Transporter 2 – Louis Leterrier (2005)

A Jason Stratham action. That says enough, does it not?

Stratham is a driver who drives a kid to school and back. it soon becomes clear that he only does so in between other jobs. He is indeed a transporter, but of another kind.

The kid gets kidnapped and Stratham turns into the one man army to retrieve the kid.

The Incredible Hulk * Louis Leterrier (2008)

I do not remember much of the old Hulk films (or were it series?), but I got curious about this new one because of its star-team. “The Incredible Hulk” turned out to be but a Hollywood spectacle.

Bruce Banner (Edward Norton) was a scientist experimenting for the army with the creation of a super soldier. He conducted the investigation in commissioned by General Ross (William Hurt) and together with the generals daughter Betty (Liv Taylor). Of course the experiment ran out of hand and we find Banner fleeing from the general trying to control his anger that induces his ‘Hulkness’. Of course he is helped by Betty.
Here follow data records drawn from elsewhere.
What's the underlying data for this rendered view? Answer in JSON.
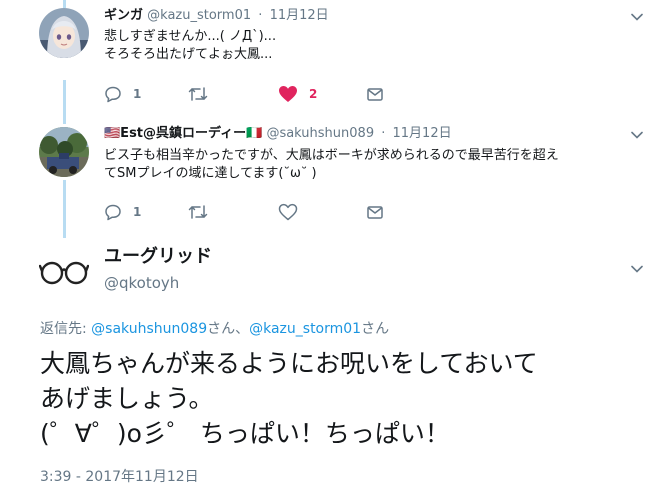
{
  "colors": {
    "accent": "#1b95e0",
    "secondary_text": "#657786",
    "like": "#e0245e",
    "thread_line": "#b8dcf2"
  },
  "tweets": [
    {
      "display_name": "ギンガ",
      "handle": "@kazu_storm01",
      "time": "11月12日",
      "lines": [
        "悲しすぎませんか...( ノД`)...",
        "そろそろ出たげてよぉ大鳳..."
      ],
      "reply_count": "1",
      "retweet_count": "",
      "like_count": "2",
      "liked": true
    },
    {
      "display_name": "🇺🇸Est@呉鎮ローディー🇮🇹",
      "handle": "@sakuhshun089",
      "time": "11月12日",
      "lines": [
        "ビス子も相当辛かったですが、大鳳はボーキが求められるので最早苦行を超え",
        "てSMプレイの域に達してます(˘ω˘ )"
      ],
      "reply_count": "1",
      "retweet_count": "",
      "like_count": "",
      "liked": false
    }
  ],
  "main_tweet": {
    "display_name": "ユーグリッド",
    "handle": "@qkotoyh",
    "reply_prefix": "返信先: ",
    "mentions": [
      "@sakuhshun089",
      "@kazu_storm01"
    ],
    "mention_suffix": "さん",
    "mention_separator": "、",
    "lines": [
      "大鳳ちゃんが来るようにお呪いをしておいて",
      "あげましょう。",
      "(゜∀゜)o彡゜ ちっぱい！ちっぱい！"
    ],
    "timestamp": "3:39 - 2017年11月12日"
  },
  "icons": {
    "reply": "reply-icon",
    "retweet": "retweet-icon",
    "like": "heart-icon",
    "dm": "envelope-icon",
    "more": "chevron-down-icon"
  }
}
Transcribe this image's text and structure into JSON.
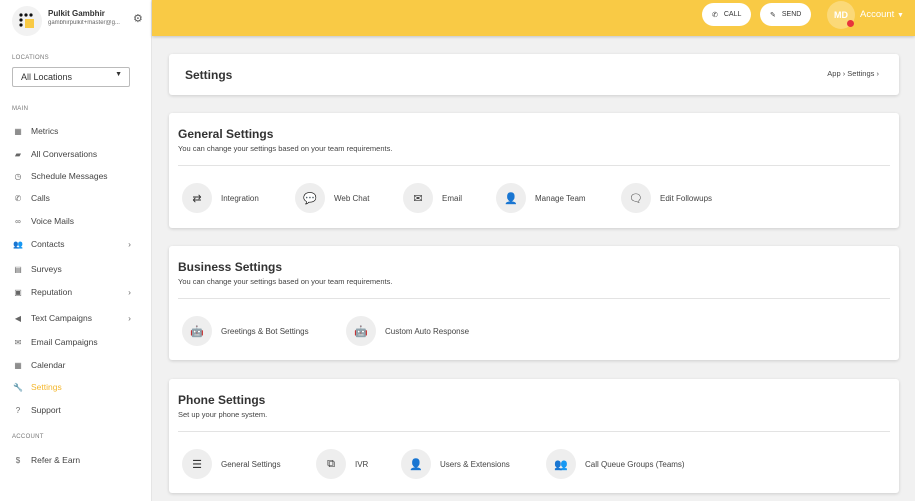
{
  "user": {
    "name": "Pulkit Gambhir",
    "email": "gambhirpulkit+master@g..."
  },
  "locations": {
    "label": "LOCATIONS",
    "selected": "All Locations"
  },
  "sidebar": {
    "main_label": "MAIN",
    "account_label": "ACCOUNT",
    "items": [
      {
        "label": "Metrics",
        "icon": "chart-icon",
        "glyph": "▦"
      },
      {
        "label": "All Conversations",
        "icon": "chat-icon",
        "glyph": "▰"
      },
      {
        "label": "Schedule Messages",
        "icon": "clock-icon",
        "glyph": "◷"
      },
      {
        "label": "Calls",
        "icon": "phone-icon",
        "glyph": "✆"
      },
      {
        "label": "Voice Mails",
        "icon": "voicemail-icon",
        "glyph": "∞"
      },
      {
        "label": "Contacts",
        "icon": "people-icon",
        "glyph": "👥"
      },
      {
        "label": "Surveys",
        "icon": "document-icon",
        "glyph": "▤"
      },
      {
        "label": "Reputation",
        "icon": "star-box-icon",
        "glyph": "▣"
      },
      {
        "label": "Text Campaigns",
        "icon": "megaphone-icon",
        "glyph": "◀"
      },
      {
        "label": "Email Campaigns",
        "icon": "mail-icon",
        "glyph": "✉"
      },
      {
        "label": "Calendar",
        "icon": "calendar-icon",
        "glyph": "▦"
      },
      {
        "label": "Settings",
        "icon": "wrench-icon",
        "glyph": "🔧"
      },
      {
        "label": "Support",
        "icon": "help-icon",
        "glyph": "?"
      }
    ],
    "account_items": [
      {
        "label": "Refer & Earn",
        "icon": "dollar-icon",
        "glyph": "$"
      }
    ]
  },
  "topbar": {
    "call": "CALL",
    "send": "SEND",
    "initials": "MD",
    "account": "Account"
  },
  "header": {
    "title": "Settings",
    "crumb_app": "App",
    "crumb_current": "Settings"
  },
  "sections": [
    {
      "title": "General Settings",
      "subtitle": "You can change your settings based on your team requirements.",
      "options": [
        {
          "label": "Integration",
          "icon": "integration-icon",
          "glyph": "⇄"
        },
        {
          "label": "Web Chat",
          "icon": "webchat-icon",
          "glyph": "💬"
        },
        {
          "label": "Email",
          "icon": "email-settings-icon",
          "glyph": "✉"
        },
        {
          "label": "Manage Team",
          "icon": "add-user-icon",
          "glyph": "👤"
        },
        {
          "label": "Edit Followups",
          "icon": "followups-icon",
          "glyph": "🗨"
        }
      ]
    },
    {
      "title": "Business Settings",
      "subtitle": "You can change your settings based on your team requirements.",
      "options": [
        {
          "label": "Greetings & Bot Settings",
          "icon": "bot-icon",
          "glyph": "🤖"
        },
        {
          "label": "Custom Auto Response",
          "icon": "auto-response-icon",
          "glyph": "🤖"
        }
      ]
    },
    {
      "title": "Phone Settings",
      "subtitle": "Set up your phone system.",
      "options": [
        {
          "label": "General Settings",
          "icon": "sliders-icon",
          "glyph": "☰"
        },
        {
          "label": "IVR",
          "icon": "ivr-icon",
          "glyph": "⧉"
        },
        {
          "label": "Users & Extensions",
          "icon": "user-icon",
          "glyph": "👤"
        },
        {
          "label": "Call Queue Groups (Teams)",
          "icon": "group-icon",
          "glyph": "👥"
        }
      ]
    }
  ]
}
The general is aided in his search by Emil Blonsky (Tim Roth) who tries to fight the Hulk with his own weapons. This of course leads to a lot of collateral damage, allowing the director to make a spectacle. The story unfields along predictable lines leading towards a predictable end.

Weak, at best “The Incredible Hulk” is somewhat amusing.

Now You See Me * Louis Leterrier (2013)

In 2006 there was “The Prestige” of Christopher Nolan. Also a film about illusionists. And was there not another film around that time with the same theme? In any case, “Now You See Me” is also a film about ‘magicians’ (in the entertainment sense of the word) and, like “The Illusionist” is did not work out too well.

Leterrier portrays the spectacle of four gifted, yet different, illusionists who start to work together on gigantic shows. Their tricks become more and more pompous with a stab towards society. In one show they rob a Parisian bank during a show in Las Vegas. Of course they have the police on their heels who try to watch their every step. Also on their heels is the Thaddeus Bradley, an illusionist who found out that more money can be made by explaining magic than by making it.

Of course the film takes a few obligatory turns to come to the all explaining conclusion at the pretty poor end. That and a few weak scenes and dialogues make the film at its best moments somewhat entertaining, but overall a fairly typical and not too good Hollywood production.